I guess I was born a therapist, as I knew I’d be doing this work from a young age. I, however, had much to learn. I wanted him to see that there was no issue, and so, for 3 weeks I pointed out the flaws in his logic. No soap, as he was spending 24⁄7 building up the stories of doom and failure. He’d say, “You just don’t understand!” And he was right. What he was missing was that he didn’t understand either. The paper was neutral. His stories were killing him.
So, that last last night, I had an epiphany. I realized (and continue to realize…) that stories are powerful. Paralyzing, profound, and painful. (alliteration 101) I decided to shift gears and head in another direction. I decided to shock to his system by removing the obstacle, so he could see his stories and games.
So, I broke a hard and fast rule: “Wayne never cheats.”
I wrote the paper for him, and left it on his desk. He came in, read it, and I just watched. The change was fascinating. His eyes filled, he looked at me and said, simply, “Thanks!” Within a minute, his smile was back.
Now, my point is this.
Grow, damn it, grow!
Things don’t change because you want them to, and don’t change if you simply stare at them and hope. Without the desires, stories, dramas and games comes the acceptance of “what is.” From there, we can do anything, Thus:
Bliss is the lack of stories, or better put, simple reality, writ large.
You, in other words, must shift your thinking, your judgements, your perceptions of what’s going on. Now, you could argue that I shifted Randy, but that is inaccurate. I had exactly a 50/50 chance with my ploy. I knew that throwing logic at him had not worked. I could have kept trying what wasn’t working (as many of you are now doing…) or I could shift and see.
Randy chose to shift himself, once he shocked his system
In other words, the paper I wrote him was not salvation, it was a catalyst. This is what teachers, therapists, and Masters provide: games, shifts, pokes and prods. What you do with the input is entirely up to you. In a sense, the appearance of that paper allowed Randy to pause. In the pause, he chose to stop blowing smoke, and to see through the “doom and failure” story.
Bliss is life, unpacked.
Bliss just is. Right here, right now. Our only job is to shock ourselves out of dumb complacency and the stuckness of our stories—not into another story, but into being and presence.
Mostly, what we discover is that “it is what it is,” and nothing much is happening. Once we see this, what is “right here” is perfect.
The top picture of Darbella is from the Kitchener Blues festival 2 years or so ago. You might have gathered that we were outside, in the rain. We were listening to Jeff Healey playing amazing guitar. The rain was irrelevant. We’d have missed something amazing had we packed up, or had we sat there feeling sorry for ourselves.

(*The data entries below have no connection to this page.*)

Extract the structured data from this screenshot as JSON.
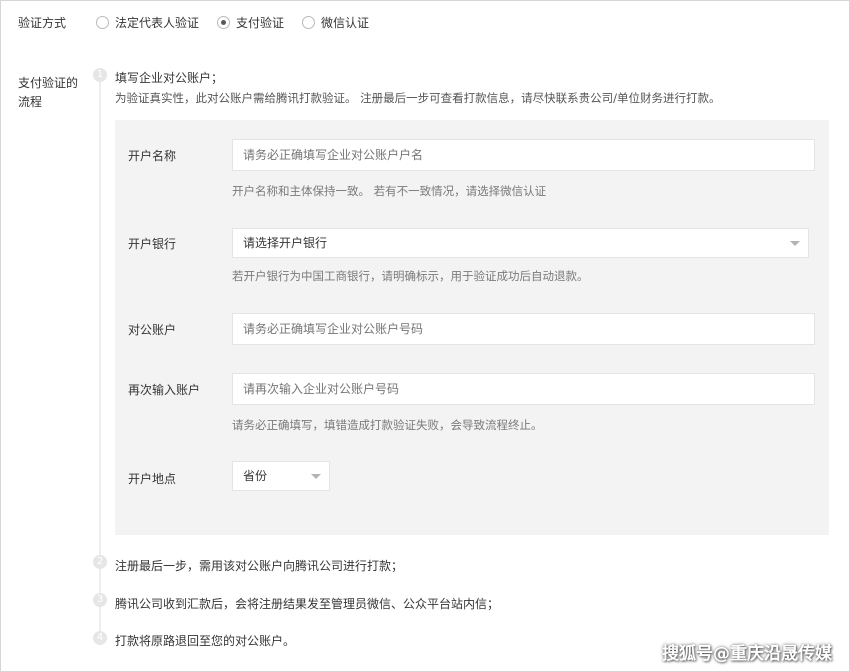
{
  "verify": {
    "label": "验证方式",
    "options": [
      {
        "label": "法定代表人验证",
        "checked": false
      },
      {
        "label": "支付验证",
        "checked": true
      },
      {
        "label": "微信认证",
        "checked": false
      }
    ]
  },
  "flow": {
    "label_line1": "支付验证的",
    "label_line2": "流程",
    "steps": [
      {
        "num": "1",
        "text": "填写企业对公账户；",
        "sub": "为验证真实性，此对公账户需给腾讯打款验证。 注册最后一步可查看打款信息，请尽快联系贵公司/单位财务进行打款。"
      },
      {
        "num": "2",
        "text": "注册最后一步，需用该对公账户向腾讯公司进行打款；"
      },
      {
        "num": "3",
        "text": "腾讯公司收到汇款后，会将注册结果发至管理员微信、公众平台站内信；"
      },
      {
        "num": "4",
        "text": "打款将原路退回至您的对公账户。"
      }
    ]
  },
  "form": {
    "account_name": {
      "label": "开户名称",
      "placeholder": "请务必正确填写企业对公账户户名",
      "hint": "开户名称和主体保持一致。 若有不一致情况，请选择微信认证"
    },
    "bank": {
      "label": "开户银行",
      "value": "请选择开户银行",
      "hint": "若开户银行为中国工商银行，请明确标示，用于验证成功后自动退款。"
    },
    "account": {
      "label": "对公账户",
      "placeholder": "请务必正确填写企业对公账户号码"
    },
    "account_confirm": {
      "label": "再次输入账户",
      "placeholder": "请再次输入企业对公账户号码",
      "hint": "请务必正确填写，填错造成打款验证失败，会导致流程终止。"
    },
    "location": {
      "label": "开户地点",
      "value": "省份"
    }
  },
  "watermark": "搜狐号@重庆沿晟传媒"
}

And if we’d waited to “catch him next time,” we’d have missed out, as several months later he died.
Sometimes it rains, sometimes the sun shines. Sometimes it’s dark, sometimes it’s light. Sometimes we are “up,” sometimes down. It is as it is, it’s all as it should be, and beneath any of our stories is bliss.
No matter what.
Be yourself, live your talent, make a difference, and drop the stories. All of them.
Thanks for that lesson, Randy. I miss you.